*About this task*
What is needed is every line of the material that contains "true".
Start of Input material
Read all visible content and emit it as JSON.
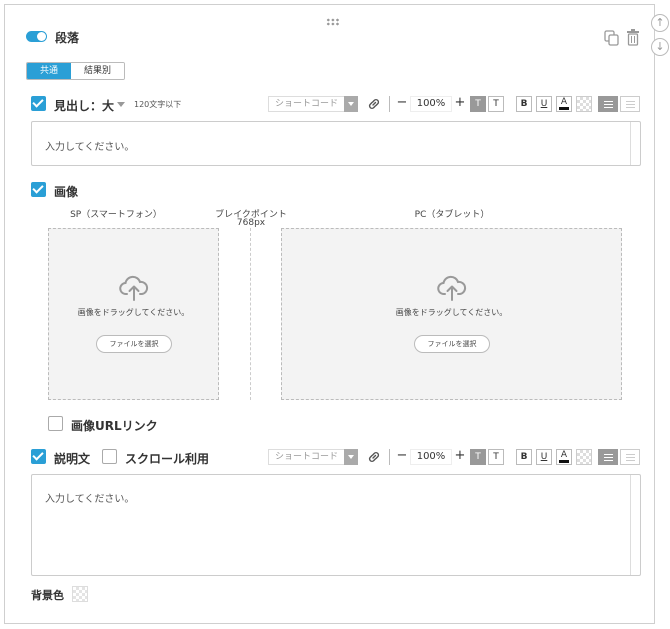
{
  "block": {
    "title": "段落",
    "enabled": true
  },
  "tabs": [
    {
      "label": "共通",
      "active": true
    },
    {
      "label": "結果別",
      "active": false
    }
  ],
  "heading": {
    "label": "見出し：大",
    "hint": "120文字以下",
    "placeholder": "入力してください。",
    "checked": true
  },
  "toolbar": {
    "shortcode_label": "ショートコード",
    "zoom": "100%",
    "minus": "−",
    "plus": "+",
    "t_label": "T",
    "bold_label": "B",
    "underline_label": "U",
    "color_label": "A"
  },
  "image": {
    "label": "画像",
    "checked": true,
    "sp_label": "SP（スマートフォン）",
    "breakpoint_label": "ブレイクポイント",
    "breakpoint_value": "768px",
    "pc_label": "PC（タブレット）",
    "drop_text": "画像をドラッグしてください。",
    "file_button": "ファイルを選択",
    "url_link_label": "画像URLリンク",
    "url_link_checked": false
  },
  "description": {
    "label": "説明文",
    "checked": true,
    "scroll_label": "スクロール利用",
    "scroll_checked": false,
    "placeholder": "入力してください。"
  },
  "background": {
    "label": "背景色"
  },
  "colors": {
    "accent": "#2a9fd6"
  },
  "icons": [
    "drag-handle-icon",
    "arrow-up-icon",
    "arrow-down-icon",
    "copy-icon",
    "trash-icon",
    "chevron-down-icon",
    "link-icon",
    "cloud-upload-icon",
    "checker-icon",
    "align-left-icon",
    "align-right-icon"
  ]
}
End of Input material
*Written solution*
    "enabled": true
      "active": true
    "checked": true
    "checked": true,
    "checked": true,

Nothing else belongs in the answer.